##### Records supplied #####

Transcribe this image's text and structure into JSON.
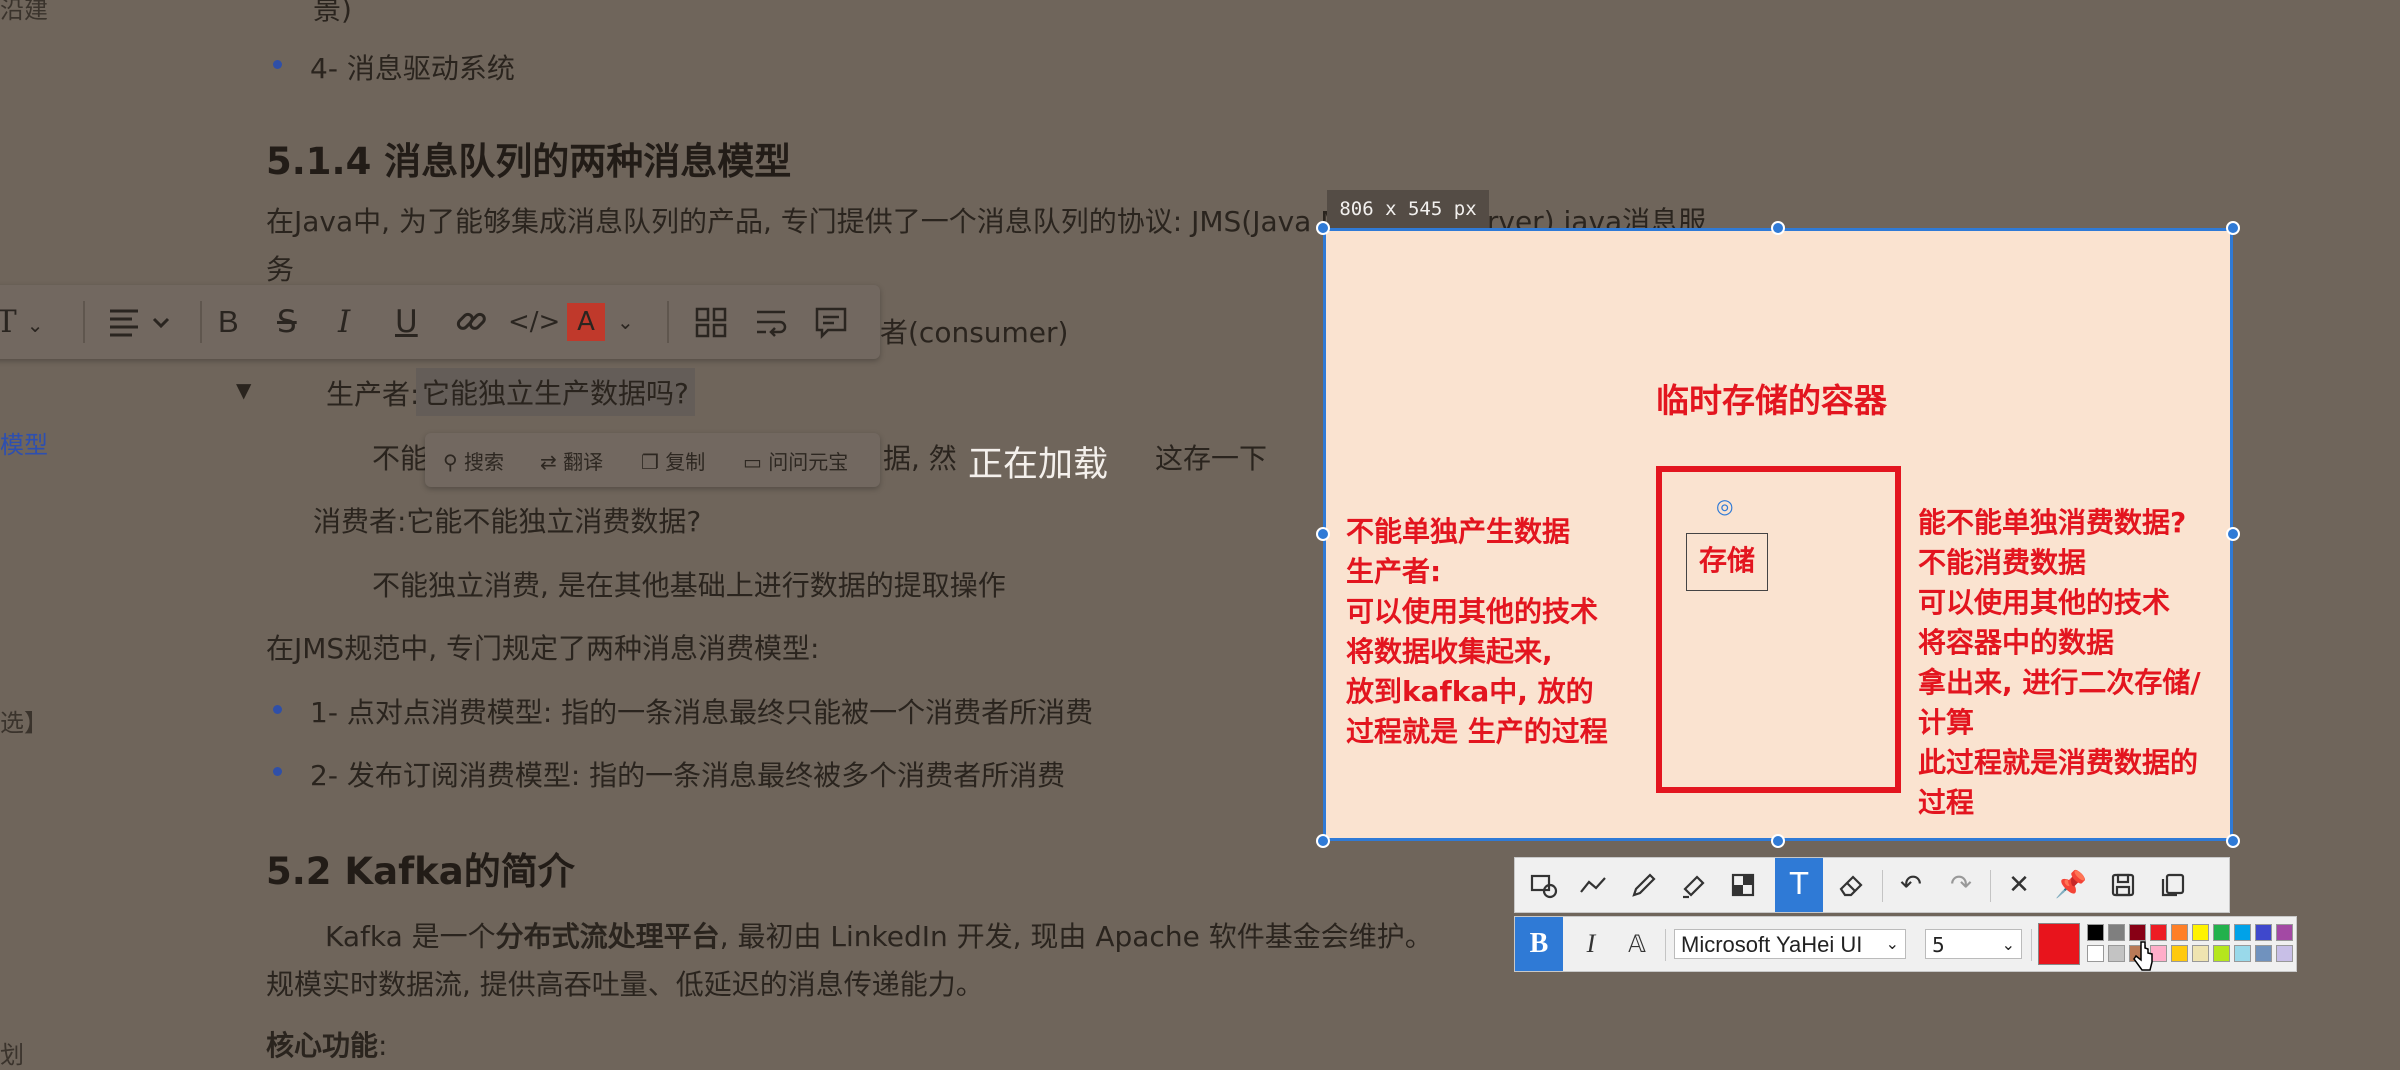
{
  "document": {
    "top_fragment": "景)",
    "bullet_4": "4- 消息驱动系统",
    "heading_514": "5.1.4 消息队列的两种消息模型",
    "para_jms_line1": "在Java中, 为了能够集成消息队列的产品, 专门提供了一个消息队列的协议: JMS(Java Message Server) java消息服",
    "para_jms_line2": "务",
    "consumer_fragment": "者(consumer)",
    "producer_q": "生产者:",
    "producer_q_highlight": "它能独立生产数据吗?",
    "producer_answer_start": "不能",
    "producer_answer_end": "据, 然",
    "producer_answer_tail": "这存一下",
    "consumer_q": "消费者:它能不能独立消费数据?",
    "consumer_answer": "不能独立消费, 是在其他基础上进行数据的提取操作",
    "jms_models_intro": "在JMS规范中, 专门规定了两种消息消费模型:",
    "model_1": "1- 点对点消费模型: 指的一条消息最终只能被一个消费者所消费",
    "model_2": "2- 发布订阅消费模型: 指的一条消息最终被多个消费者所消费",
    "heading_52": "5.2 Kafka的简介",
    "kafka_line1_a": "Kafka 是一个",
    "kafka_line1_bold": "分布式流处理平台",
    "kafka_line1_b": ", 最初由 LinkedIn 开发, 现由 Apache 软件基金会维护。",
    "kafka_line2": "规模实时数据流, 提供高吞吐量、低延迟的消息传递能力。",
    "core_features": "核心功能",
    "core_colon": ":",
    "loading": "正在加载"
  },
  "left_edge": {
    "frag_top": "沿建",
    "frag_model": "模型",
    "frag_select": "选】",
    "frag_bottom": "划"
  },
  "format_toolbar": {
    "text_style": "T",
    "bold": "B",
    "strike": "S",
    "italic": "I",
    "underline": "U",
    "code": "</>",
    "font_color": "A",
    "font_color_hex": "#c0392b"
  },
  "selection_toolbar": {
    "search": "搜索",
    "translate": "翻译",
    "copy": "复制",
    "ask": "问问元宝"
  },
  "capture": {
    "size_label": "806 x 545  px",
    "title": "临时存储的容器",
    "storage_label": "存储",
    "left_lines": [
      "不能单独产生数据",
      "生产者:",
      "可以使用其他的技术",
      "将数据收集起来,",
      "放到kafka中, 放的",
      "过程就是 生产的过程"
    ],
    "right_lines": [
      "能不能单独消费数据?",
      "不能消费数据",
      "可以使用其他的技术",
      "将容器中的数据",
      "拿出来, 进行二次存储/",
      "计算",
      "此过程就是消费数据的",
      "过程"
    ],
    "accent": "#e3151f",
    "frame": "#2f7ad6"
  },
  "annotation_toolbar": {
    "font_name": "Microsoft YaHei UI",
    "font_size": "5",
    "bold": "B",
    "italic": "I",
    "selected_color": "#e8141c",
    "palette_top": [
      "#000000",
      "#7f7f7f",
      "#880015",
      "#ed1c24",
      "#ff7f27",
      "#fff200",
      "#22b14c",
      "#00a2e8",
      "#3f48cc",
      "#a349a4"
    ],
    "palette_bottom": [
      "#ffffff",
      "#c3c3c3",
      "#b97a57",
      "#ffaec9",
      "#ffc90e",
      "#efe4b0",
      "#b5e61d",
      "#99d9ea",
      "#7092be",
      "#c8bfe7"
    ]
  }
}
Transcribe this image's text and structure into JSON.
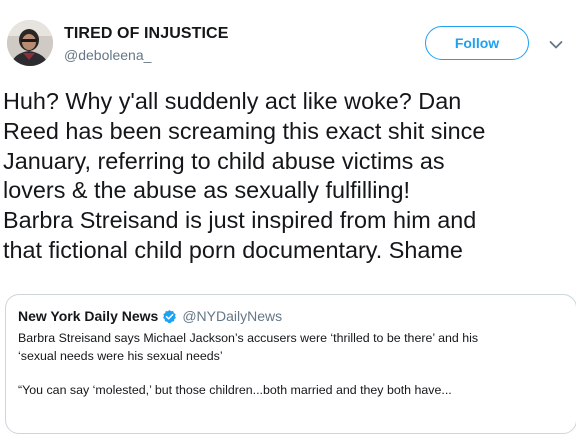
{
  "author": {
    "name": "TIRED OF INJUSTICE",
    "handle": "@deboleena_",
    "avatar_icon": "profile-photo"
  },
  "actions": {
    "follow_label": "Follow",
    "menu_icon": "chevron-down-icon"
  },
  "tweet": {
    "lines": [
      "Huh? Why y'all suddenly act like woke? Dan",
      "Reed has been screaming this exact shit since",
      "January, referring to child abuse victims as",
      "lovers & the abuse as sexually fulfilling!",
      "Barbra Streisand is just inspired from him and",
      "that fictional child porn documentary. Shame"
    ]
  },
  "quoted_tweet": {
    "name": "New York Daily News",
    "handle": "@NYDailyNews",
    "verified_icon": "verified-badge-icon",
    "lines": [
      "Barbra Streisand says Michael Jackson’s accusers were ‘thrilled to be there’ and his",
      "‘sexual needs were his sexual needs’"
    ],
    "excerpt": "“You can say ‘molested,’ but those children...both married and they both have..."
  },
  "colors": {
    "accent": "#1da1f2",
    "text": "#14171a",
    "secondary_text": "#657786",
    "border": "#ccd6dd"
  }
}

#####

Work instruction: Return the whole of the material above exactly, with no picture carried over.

Problem solution:
Transcribe this image's text and structure into JSON.
{
  "document": {
    "top_fragment": "景)",
    "bullet_4": "4- 消息驱动系统",
    "heading_514": "5.1.4 消息队列的两种消息模型",
    "para_jms_line1": "在Java中, 为了能够集成消息队列的产品, 专门提供了一个消息队列的协议: JMS(Java Message Server) java消息服",
    "para_jms_line2": "务",
    "consumer_fragment": "者(consumer)",
    "producer_q": "生产者:",
    "producer_q_highlight": "它能独立生产数据吗?",
    "producer_answer_start": "不能",
    "producer_answer_end": "据, 然",
    "producer_answer_tail": "这存一下",
    "consumer_q": "消费者:它能不能独立消费数据?",
    "consumer_answer": "不能独立消费, 是在其他基础上进行数据的提取操作",
    "jms_models_intro": "在JMS规范中, 专门规定了两种消息消费模型:",
    "model_1": "1- 点对点消费模型: 指的一条消息最终只能被一个消费者所消费",
    "model_2": "2- 发布订阅消费模型: 指的一条消息最终被多个消费者所消费",
    "heading_52": "5.2 Kafka的简介",
    "kafka_line1_a": "Kafka 是一个",
    "kafka_line1_bold": "分布式流处理平台",
    "kafka_line1_b": ", 最初由 LinkedIn 开发, 现由 Apache 软件基金会维护。",
    "kafka_line2": "规模实时数据流, 提供高吞吐量、低延迟的消息传递能力。",
    "core_features": "核心功能",
    "core_colon": ":",
    "loading": "正在加载"
  },
  "left_edge": {
    "frag_top": "沿建",
    "frag_model": "模型",
    "frag_select": "选】",
    "frag_bottom": "划"
  },
  "format_toolbar": {
    "text_style": "T",
    "bold": "B",
    "strike": "S",
    "italic": "I",
    "underline": "U",
    "code": "</>",
    "font_color": "A",
    "font_color_hex": "#c0392b"
  },
  "selection_toolbar": {
    "search": "搜索",
    "translate": "翻译",
    "copy": "复制",
    "ask": "问问元宝"
  },
  "capture": {
    "size_label": "806 x 545  px",
    "title": "临时存储的容器",
    "storage_label": "存储",
    "left_lines": [
      "不能单独产生数据",
      "生产者:",
      "可以使用其他的技术",
      "将数据收集起来,",
      "放到kafka中, 放的",
      "过程就是 生产的过程"
    ],
    "right_lines": [
      "能不能单独消费数据?",
      "不能消费数据",
      "可以使用其他的技术",
      "将容器中的数据",
      "拿出来, 进行二次存储/",
      "计算",
      "此过程就是消费数据的",
      "过程"
    ],
    "accent": "#e3151f",
    "frame": "#2f7ad6"
  },
  "annotation_toolbar": {
    "font_name": "Microsoft YaHei UI",
    "font_size": "5",
    "bold": "B",
    "italic": "I",
    "selected_color": "#e8141c",
    "palette_top": [
      "#000000",
      "#7f7f7f",
      "#880015",
      "#ed1c24",
      "#ff7f27",
      "#fff200",
      "#22b14c",
      "#00a2e8",
      "#3f48cc",
      "#a349a4"
    ],
    "palette_bottom": [
      "#ffffff",
      "#c3c3c3",
      "#b97a57",
      "#ffaec9",
      "#ffc90e",
      "#efe4b0",
      "#b5e61d",
      "#99d9ea",
      "#7092be",
      "#c8bfe7"
    ]
  }
}
Transcribe this image's text and structure into JSON.
{
  "author": {
    "name": "TIRED OF INJUSTICE",
    "handle": "@deboleena_",
    "avatar_icon": "profile-photo"
  },
  "actions": {
    "follow_label": "Follow",
    "menu_icon": "chevron-down-icon"
  },
  "tweet": {
    "lines": [
      "Huh? Why y'all suddenly act like woke? Dan",
      "Reed has been screaming this exact shit since",
      "January, referring to child abuse victims as",
      "lovers & the abuse as sexually fulfilling!",
      "Barbra Streisand is just inspired from him and",
      "that fictional child porn documentary. Shame"
    ]
  },
  "quoted_tweet": {
    "name": "New York Daily News",
    "handle": "@NYDailyNews",
    "verified_icon": "verified-badge-icon",
    "lines": [
      "Barbra Streisand says Michael Jackson’s accusers were ‘thrilled to be there’ and his",
      "‘sexual needs were his sexual needs’"
    ],
    "excerpt": "“You can say ‘molested,’ but those children...both married and they both have..."
  },
  "colors": {
    "accent": "#1da1f2",
    "text": "#14171a",
    "secondary_text": "#657786",
    "border": "#ccd6dd"
  }
}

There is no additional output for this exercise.